If you've finished a tutorial or two and feel like you're ready to start building your app.
In this step, you're going to be building your own project. Not following tutorials, not following directions. You're going to have to do everything yourself - but this is where you'll learn the most.
In my experience, picking a project to work on is the most difficult part of this process. This is because if you pick a project that is a lousy idea, you just won't stick with it.
For example, one time I tried building a diary app with Ruby on Rails for no reason. After building out some of the basic functionality, I realized that Google Drive does the job better and it gave me no reason to keep building the app - never try building something for no reason.
If someone is paying you to build something, you're going to work your butt off to try and get everything right. You're going to be forced to learn at a super high speed in order to not mess anything up.
A lot of people want websites or web applications built for them, but lack the money to hire developers. They have ideas, but they lack the skills to actually build them. This is their thought process:
"I have an idea that will make millions and will be the next (Facebook, Uber, replace popular start up name here) - if only I had a coder to build my app."
This is where you come in. Find these people and talk to them. Offer your services for super cheap at first and make an offer so sweet that they have no reason to reject you.
This was how I pitched myself to 2 guys who wanted to build a company based on a web app: "Yes, I am indeed a noob, but if you hire non-noobs, it will cost you tens of thousands. If you hire me, I can build out this app and it won't cost you tens of thousands. Instead, it will only be hundreds or maybe a couple thousand at most. Plus, if you don't like the website, you can decide not to use it and pay me nothing."
What was the number one thing they wanted? Their idea to be built out.
What was their number one constraint? Money.
If I were to pitch them, what would be their number one concern? That I wasn't skilled enough and would be a waste of money.
My pitch incorporated all of these factors so that they had no reason to reject my offer.

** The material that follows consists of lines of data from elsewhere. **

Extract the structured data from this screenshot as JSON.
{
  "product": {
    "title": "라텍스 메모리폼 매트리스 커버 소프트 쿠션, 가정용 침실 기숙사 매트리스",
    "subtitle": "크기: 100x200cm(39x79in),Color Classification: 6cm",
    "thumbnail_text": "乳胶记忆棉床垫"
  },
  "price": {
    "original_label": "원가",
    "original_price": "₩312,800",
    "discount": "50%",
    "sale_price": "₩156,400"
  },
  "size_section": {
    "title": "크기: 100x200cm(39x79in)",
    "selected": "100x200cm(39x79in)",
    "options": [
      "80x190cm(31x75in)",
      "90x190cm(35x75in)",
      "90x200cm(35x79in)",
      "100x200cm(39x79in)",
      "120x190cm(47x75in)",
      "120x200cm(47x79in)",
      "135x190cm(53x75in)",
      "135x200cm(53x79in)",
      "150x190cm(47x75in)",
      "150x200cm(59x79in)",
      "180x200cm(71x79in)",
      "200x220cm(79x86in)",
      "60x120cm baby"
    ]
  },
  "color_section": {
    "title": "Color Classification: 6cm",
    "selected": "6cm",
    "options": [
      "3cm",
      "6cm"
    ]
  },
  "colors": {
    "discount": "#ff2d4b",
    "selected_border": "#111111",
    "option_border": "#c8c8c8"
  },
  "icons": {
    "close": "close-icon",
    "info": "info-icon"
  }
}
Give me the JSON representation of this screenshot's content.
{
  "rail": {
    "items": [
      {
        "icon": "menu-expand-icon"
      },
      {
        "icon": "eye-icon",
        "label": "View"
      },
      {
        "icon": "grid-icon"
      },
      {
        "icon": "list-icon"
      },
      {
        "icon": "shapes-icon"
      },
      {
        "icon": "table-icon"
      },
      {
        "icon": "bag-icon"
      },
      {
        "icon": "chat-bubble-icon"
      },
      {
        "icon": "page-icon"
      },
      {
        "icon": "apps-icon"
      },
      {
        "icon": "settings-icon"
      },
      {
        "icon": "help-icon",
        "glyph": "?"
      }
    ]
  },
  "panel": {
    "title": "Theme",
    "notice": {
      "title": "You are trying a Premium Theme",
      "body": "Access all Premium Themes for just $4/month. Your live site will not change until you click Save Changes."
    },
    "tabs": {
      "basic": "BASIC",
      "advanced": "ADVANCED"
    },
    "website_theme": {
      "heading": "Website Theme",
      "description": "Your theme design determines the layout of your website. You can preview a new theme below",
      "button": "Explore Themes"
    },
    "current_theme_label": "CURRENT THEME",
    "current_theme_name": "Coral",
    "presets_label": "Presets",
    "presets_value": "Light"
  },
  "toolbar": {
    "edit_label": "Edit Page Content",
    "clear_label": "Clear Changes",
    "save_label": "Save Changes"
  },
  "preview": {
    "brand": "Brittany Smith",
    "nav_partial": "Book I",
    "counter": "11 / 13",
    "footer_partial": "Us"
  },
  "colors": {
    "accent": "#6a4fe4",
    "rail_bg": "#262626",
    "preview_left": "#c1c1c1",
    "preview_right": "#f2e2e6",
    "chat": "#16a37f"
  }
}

If they didn't like the website, they could scrap it and pay nothing.
To initially build a portfolio, I personally think that it's a smart idea to price low and over-deliver (unless you're already experienced). As a side note, I did this when I first started my translation business as well and it worked that time as well. I priced my services lower than my competitors and over-delivered and built social proof.
Would it be my price, my skill set, my past experiences, or some other factor?
Since I had minimal skill to do the job, had no past experience, the only way I could differentiate was to set a lower price and work my butt off. And for a lot of people reading this article, I'm assuming this is probably the case.
So find somebody to build a website for, give a pitch that they can't turn down, and start working on the project. Once you pass this step, it's time to do anything you can do to finish the app and build something that would satisfy your clients.
This means Googling for solutions to any bugs/problems you might encounter, asking people questions, and finding solutions.
I've given this advice to some people that were just starting out with their coding journey and it seems to have worked for them. One of my friends from The Firehose Project, Dany, asked for my advice. I told him mostly the same things that I laid out in this blog post and this was his response.
When I talked to him a couple of months after that, he told me that he took some of my advice and things were going quite well for him:
I've given the same advice to other people with the same results. It seems that it just makes sense - when you are forced to learn at an accelerated pace, you'll learn more quicker as a result.
Hopefully this blog post was somewhat helpful in motivating you to go out and grab a project that you can start working on (while maybe getting paid) to accelerate your learning speeds. This is something that's worked for me and the people around me, and I hope it works for the people reading this as well!